is "a compassionate approach to healthcare that acknowleges the importance and the inter-relationship of spirit,
mind and body in pursuing a state of wellness and which draws upon any and all healing traditions that the
patient finds of benefit."
In one sense, integrative refers to the holistic aspect.
One may be physically quite well but emotionally or spiritually very ill. Conversely, one might be stricken with a terminal
illness but able to face the unknown with strength, courage and even joy, all because the spirit is well. In seeking
the way to peace, harmony and wellness, the whole person - spirit, mind and body - must be taken into account.
In another sense, integrative refers to the combining of different approaches to healing. Of course, in
our culture modern, scientific medicine (often referred to in China as western medicine) is considered to be the conventional
way. Other approaches, such as traditional Chinese medicine, herbal medicine, homeopathy, naturopathy, massage therapy,

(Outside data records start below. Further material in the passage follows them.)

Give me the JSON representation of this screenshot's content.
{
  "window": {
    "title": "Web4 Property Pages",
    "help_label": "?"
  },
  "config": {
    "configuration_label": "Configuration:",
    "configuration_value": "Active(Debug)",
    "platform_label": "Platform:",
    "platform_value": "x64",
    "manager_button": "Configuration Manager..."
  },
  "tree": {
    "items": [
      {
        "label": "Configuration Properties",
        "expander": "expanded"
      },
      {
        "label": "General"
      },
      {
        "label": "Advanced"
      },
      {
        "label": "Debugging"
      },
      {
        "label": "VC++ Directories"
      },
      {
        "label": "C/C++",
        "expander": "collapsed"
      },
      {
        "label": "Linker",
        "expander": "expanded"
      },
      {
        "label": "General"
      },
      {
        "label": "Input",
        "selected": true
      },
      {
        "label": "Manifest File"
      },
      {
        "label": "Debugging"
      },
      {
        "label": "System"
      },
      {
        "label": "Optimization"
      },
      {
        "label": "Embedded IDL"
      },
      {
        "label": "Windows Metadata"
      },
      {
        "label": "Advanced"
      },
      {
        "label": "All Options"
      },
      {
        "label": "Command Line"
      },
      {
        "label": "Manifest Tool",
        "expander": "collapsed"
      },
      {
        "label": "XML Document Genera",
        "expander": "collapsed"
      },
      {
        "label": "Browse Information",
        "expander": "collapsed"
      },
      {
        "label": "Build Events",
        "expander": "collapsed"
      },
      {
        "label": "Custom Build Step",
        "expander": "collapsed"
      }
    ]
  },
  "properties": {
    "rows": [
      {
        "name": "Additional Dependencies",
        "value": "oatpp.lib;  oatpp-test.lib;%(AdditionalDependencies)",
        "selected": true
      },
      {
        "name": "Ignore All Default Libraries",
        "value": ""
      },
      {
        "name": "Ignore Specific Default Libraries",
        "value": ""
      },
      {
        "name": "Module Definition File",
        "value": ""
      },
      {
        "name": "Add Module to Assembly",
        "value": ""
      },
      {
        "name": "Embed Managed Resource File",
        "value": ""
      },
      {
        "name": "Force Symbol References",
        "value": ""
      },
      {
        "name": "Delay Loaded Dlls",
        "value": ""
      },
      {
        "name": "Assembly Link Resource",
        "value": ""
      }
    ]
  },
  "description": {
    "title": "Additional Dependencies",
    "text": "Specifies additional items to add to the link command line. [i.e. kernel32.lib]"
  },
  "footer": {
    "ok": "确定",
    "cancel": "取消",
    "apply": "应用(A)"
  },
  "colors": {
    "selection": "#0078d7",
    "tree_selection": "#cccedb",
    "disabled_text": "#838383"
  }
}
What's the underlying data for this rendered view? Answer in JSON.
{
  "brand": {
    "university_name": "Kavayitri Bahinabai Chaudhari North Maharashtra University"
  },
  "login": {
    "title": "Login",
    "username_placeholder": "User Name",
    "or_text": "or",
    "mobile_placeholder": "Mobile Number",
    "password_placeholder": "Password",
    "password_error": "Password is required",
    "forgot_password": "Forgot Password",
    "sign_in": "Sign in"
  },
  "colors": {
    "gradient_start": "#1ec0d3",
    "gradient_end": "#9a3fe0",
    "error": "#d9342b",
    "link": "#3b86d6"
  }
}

chiropractic, reiki, reflexology, polarity therapy, therapeutic touch and many others are considered alternative or complementary
to what western medicine has to offer. Clearly, western medicine has prolonged lives and relieved much suffering in
the world, yet for some the answer does not lie solely in that realm. Integrative medicine accepts all ways of
healing that are of proven benefit and the role of the practitioner is to work with the patient in establishing the best path
for that individual.
There is a third aspect to integrative medicine that really has to do with the
healer. I remember an article that appeared in volume 1, number 1 of the Journal of the American Board of
Family Medicine written by a medical ethicist who has since died but whose name was Edmund Pelligrino. I was particularly
interested in the article because it was addressed to family medicine educators like me. His basic point was that our
job in teaching residents was to bring about a melding of the head, the hands and the heart. In other words, one must
have the knowledge base and analytical ability to practice modern medicine; there are skills that
must be learned, such as how to do a thorough physical exam, how to deliver a baby, how to sew up a laceration, or
even how to touch someone in a comforting way; but then there is that last thing, the matter of the heart.
Pelligrino was referring to the importance of intention. My belief is that intention and the feelings a provider
has for his or her patients are central to developing healing relationships. Perhaps it can be put in different
ways but my conviction is that the best doctors are those who minister to the needs of their dear patients with loving
kindness and who carry within their hearts the wish, the hope, the prayer that their actions might relieve
suffering and bring comfort.